Childhood nightmares could foreshadow mental health issues
Children who experience nightmares on a regular basis may be more at risk of mental health problems than children who have few or no nightmares, according to a new study.
Scientists from the University of Warwickfin the U.K. followed sleep patterns of 6,800 children until the age of 12. Throughout the study, researchers asked the parents questions about their children’s sleep behaviors. At the end of the study, the children underwent assessments for hallucinations, delusions and other psychotic experiences.
The results of the study, published in the journal Sleep, showed that the children who had nightmares on a regular basis increased their risk of developing mental health problems by more than three times, and the risk was almost doubled if the children also experienced night terrors.

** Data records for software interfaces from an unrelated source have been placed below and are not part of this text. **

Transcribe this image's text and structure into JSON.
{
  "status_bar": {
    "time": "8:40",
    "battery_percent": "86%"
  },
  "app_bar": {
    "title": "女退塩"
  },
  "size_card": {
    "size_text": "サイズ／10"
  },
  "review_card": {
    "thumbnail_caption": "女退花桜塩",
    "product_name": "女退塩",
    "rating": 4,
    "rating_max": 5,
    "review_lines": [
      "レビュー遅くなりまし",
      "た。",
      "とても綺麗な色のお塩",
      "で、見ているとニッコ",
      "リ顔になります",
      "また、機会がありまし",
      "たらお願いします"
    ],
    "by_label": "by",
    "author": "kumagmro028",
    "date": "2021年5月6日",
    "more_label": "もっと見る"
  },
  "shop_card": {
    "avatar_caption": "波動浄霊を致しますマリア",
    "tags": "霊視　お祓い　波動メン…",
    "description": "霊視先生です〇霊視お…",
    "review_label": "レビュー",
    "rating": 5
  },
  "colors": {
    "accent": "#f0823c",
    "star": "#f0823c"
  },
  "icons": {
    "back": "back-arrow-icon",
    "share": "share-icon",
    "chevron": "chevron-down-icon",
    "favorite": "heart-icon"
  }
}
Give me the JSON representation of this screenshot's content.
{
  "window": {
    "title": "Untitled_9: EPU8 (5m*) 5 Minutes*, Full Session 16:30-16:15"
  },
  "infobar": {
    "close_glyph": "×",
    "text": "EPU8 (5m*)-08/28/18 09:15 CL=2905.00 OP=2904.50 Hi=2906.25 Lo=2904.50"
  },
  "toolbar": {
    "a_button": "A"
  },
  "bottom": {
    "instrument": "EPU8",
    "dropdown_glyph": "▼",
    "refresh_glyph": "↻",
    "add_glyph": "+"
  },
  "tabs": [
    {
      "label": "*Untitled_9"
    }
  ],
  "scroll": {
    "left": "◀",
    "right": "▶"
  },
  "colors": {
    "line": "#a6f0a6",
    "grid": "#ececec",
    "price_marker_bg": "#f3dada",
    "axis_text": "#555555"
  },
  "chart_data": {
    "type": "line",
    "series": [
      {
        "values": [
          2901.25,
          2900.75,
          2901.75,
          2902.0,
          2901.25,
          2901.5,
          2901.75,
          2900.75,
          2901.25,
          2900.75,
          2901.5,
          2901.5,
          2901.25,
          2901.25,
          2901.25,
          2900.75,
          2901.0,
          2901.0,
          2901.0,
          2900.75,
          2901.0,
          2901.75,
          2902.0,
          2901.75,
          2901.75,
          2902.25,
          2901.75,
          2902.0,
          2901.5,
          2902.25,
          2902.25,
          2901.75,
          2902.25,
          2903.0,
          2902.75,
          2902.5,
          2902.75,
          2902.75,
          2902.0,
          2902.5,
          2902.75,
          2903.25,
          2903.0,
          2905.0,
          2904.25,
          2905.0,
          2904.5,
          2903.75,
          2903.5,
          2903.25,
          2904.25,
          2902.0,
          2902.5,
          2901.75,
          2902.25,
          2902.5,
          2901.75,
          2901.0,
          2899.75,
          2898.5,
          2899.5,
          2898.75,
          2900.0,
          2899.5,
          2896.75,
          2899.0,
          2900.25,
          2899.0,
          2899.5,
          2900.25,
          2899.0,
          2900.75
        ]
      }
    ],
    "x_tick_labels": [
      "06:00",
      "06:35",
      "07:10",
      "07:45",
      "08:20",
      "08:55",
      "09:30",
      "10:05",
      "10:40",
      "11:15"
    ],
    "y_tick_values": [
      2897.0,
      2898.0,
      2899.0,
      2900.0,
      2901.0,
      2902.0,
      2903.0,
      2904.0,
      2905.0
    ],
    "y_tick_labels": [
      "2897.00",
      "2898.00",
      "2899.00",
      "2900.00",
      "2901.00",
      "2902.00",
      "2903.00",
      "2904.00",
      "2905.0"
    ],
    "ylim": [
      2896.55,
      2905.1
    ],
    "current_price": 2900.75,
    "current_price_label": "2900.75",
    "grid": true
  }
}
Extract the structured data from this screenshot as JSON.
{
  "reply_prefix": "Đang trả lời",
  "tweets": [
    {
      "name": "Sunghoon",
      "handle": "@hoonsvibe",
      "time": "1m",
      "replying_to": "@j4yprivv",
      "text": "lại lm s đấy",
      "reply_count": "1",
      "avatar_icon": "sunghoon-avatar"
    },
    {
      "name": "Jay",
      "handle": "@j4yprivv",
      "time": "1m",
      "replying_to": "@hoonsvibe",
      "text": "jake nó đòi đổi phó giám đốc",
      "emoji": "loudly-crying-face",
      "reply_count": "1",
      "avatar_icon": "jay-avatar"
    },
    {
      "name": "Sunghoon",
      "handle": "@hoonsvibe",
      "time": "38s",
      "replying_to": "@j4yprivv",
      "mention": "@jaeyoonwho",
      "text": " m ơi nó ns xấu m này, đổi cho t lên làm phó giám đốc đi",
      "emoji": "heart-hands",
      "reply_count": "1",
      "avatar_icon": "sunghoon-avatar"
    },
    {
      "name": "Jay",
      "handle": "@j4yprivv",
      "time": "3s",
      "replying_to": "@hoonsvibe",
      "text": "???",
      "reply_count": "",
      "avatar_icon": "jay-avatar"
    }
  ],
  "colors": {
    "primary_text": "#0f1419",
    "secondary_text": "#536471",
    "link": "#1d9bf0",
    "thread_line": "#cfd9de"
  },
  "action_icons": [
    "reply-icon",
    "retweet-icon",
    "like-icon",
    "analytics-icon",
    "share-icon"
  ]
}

Researchers said that they are unable to conclude that treating sleep issues may prevent psychotic events, as the relationship between psychosis and sleep issues remains unclear. They said that it is important, however, to identify signs of any potential mental illness early on in life in order to prevent disorders in adulthood. In order to fight nightmares, researchers suggested avoiding anxiety-promoting films and computers at night, getting regular sleep and practicing good sleep hygiene.